“Army Community Service has an important mission to our Army community; the services, classes and resources they offer help our families in so many ways,” said USAG Okinawa Director of Family and Morale, Welfare and Recreation, Natalie Boutte. “An employee like Mr. Scriven, who is so dedicated to what he does, is paramount to daily life, especially overseas and during our current environment. Since the day of his arrival, Mr. Scriven has gone above and beyond what anyone could ask for. His continued passion, commitment and innovation to continue services during the COVID-19 pandemic is something to emulate. We are very proud to have him as part of our USAG Okinawa FMWR team.”

Scriven says the hard part of keeping services going, for him, comes when you can’t talk to staff and customers up close and personal.

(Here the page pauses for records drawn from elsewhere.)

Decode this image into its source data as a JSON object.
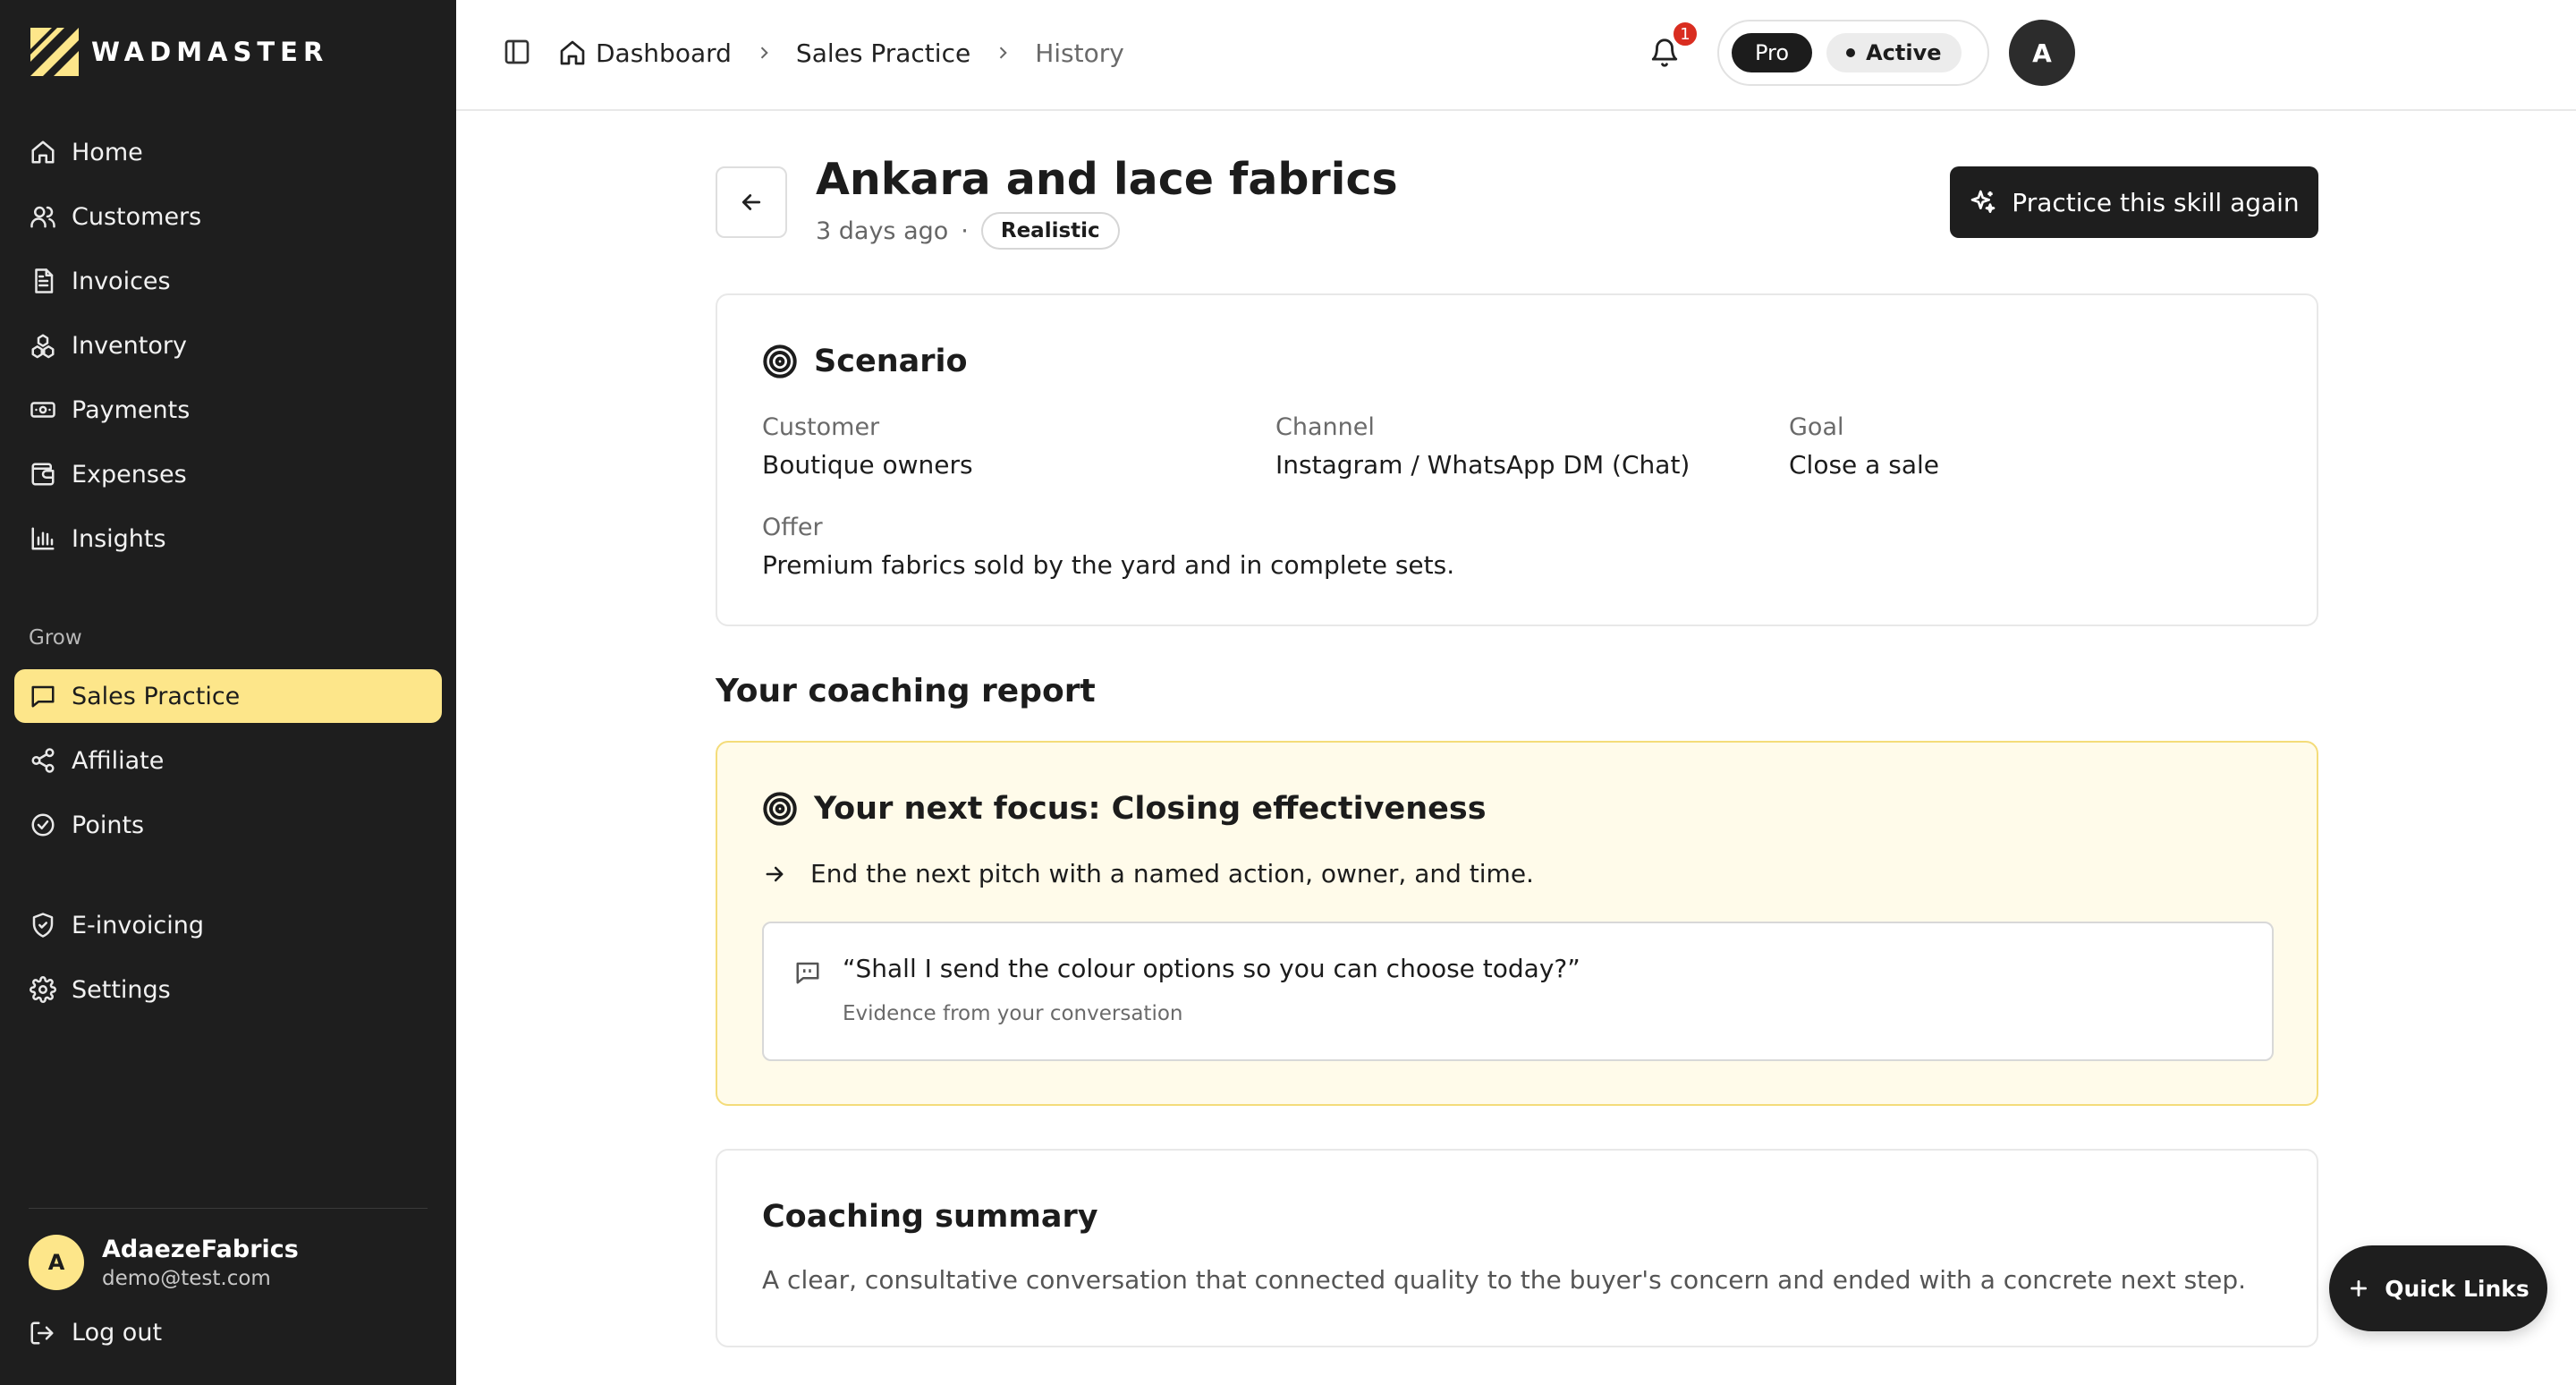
{
  "brand": {
    "name": "WADMASTER",
    "accent_color": "#fde68a",
    "sidebar_color": "#1e1e1e"
  },
  "sidebar": {
    "main_items": [
      {
        "label": "Home",
        "icon": "home-icon"
      },
      {
        "label": "Customers",
        "icon": "users-icon"
      },
      {
        "label": "Invoices",
        "icon": "document-icon"
      },
      {
        "label": "Inventory",
        "icon": "boxes-icon"
      },
      {
        "label": "Payments",
        "icon": "banknote-icon"
      },
      {
        "label": "Expenses",
        "icon": "wallet-icon"
      },
      {
        "label": "Insights",
        "icon": "bar-chart-icon"
      }
    ],
    "group_label": "Grow",
    "grow_items": [
      {
        "label": "Sales Practice",
        "icon": "message-square-icon",
        "active": true
      },
      {
        "label": "Affiliate",
        "icon": "share-icon"
      },
      {
        "label": "Points",
        "icon": "badge-check-icon"
      }
    ],
    "extra_items": [
      {
        "label": "E-invoicing",
        "icon": "shield-check-icon"
      },
      {
        "label": "Settings",
        "icon": "gear-icon"
      }
    ],
    "user": {
      "initial": "A",
      "name": "AdaezeFabrics",
      "email": "demo@test.com"
    },
    "logout_label": "Log out"
  },
  "topbar": {
    "breadcrumb": [
      "Dashboard",
      "Sales Practice",
      "History"
    ],
    "notification_count": "1",
    "plan": "Pro",
    "status": "Active",
    "avatar_initial": "A"
  },
  "page": {
    "title": "Ankara and lace fabrics",
    "time_ago": "3 days ago",
    "meta_separator": "·",
    "difficulty": "Realistic",
    "practice_button": "Practice this skill again"
  },
  "scenario": {
    "title": "Scenario",
    "customer_label": "Customer",
    "customer_value": "Boutique owners",
    "channel_label": "Channel",
    "channel_value": "Instagram / WhatsApp DM (Chat)",
    "goal_label": "Goal",
    "goal_value": "Close a sale",
    "offer_label": "Offer",
    "offer_value": "Premium fabrics sold by the yard and in complete sets."
  },
  "report": {
    "heading": "Your coaching report",
    "focus_title": "Your next focus: Closing effectiveness",
    "focus_action": "End the next pitch with a named action, owner, and time.",
    "evidence_quote": "“Shall I send the colour options so you can choose today?”",
    "evidence_caption": "Evidence from your conversation",
    "summary_title": "Coaching summary",
    "summary_text": "A clear, consultative conversation that connected quality to the buyer's concern and ended with a concrete next step."
  },
  "quick_links_label": "Quick Links"
}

“Not seeing my staff and customers every day. I love our community and seeing them face to face. A personal challenge with teleworking is doing it with my kid here. He doesn't understand that Dad is working but my wife has been amazing in keeping him busy so I can focus. Some areas of flexibility are tele- or video-conferencing for our MFLC and Personal Financial Counselors. Online processing of AER, and stronger use of our social media and email support.”

Like most, he hopes for the crisis to end as quickly as possible, but plans for the long haul.

“While I'm hoping this ends soon, we are prepared to support as long as the need is there,’ said Scriven. “I'm sure we will continue to evolve services to meet their needs. People are still using ACS Services. It's just they are using different services, instead of in-processing (no one is coming in) and lending closet, I'm working closer with SFRGs and providing resources to help them.”

Scriven has another outlet which helps him and the USAG Okinawa community to cope with the trials of this crisis.

“I'm an ordained minister and have been ministering in military communities for almost 18 years,” he said. “Often that has been as a bi-vocational pastor. When we arrived there were some gaps that we were able to serve in at Torii 2:42 (the Torii Station Chapel), while many of the Chaplains were traveling or not able to make service. Tara, my wife, plays the piano on the worship team and I either play bass or drums. The Chaplains have been doing an amazing job and want to continue to minister to the community online. They are doing daily devotionals. I have worked with some other military resilience speakers in the past and was able to coordinate their help to give a devotional to our community.

“One last thing to talk about is that the strength of Army Community Service really comes from the staff and the amazing Families in our community,” he concluded. “They are the ones that rise to the occasion.”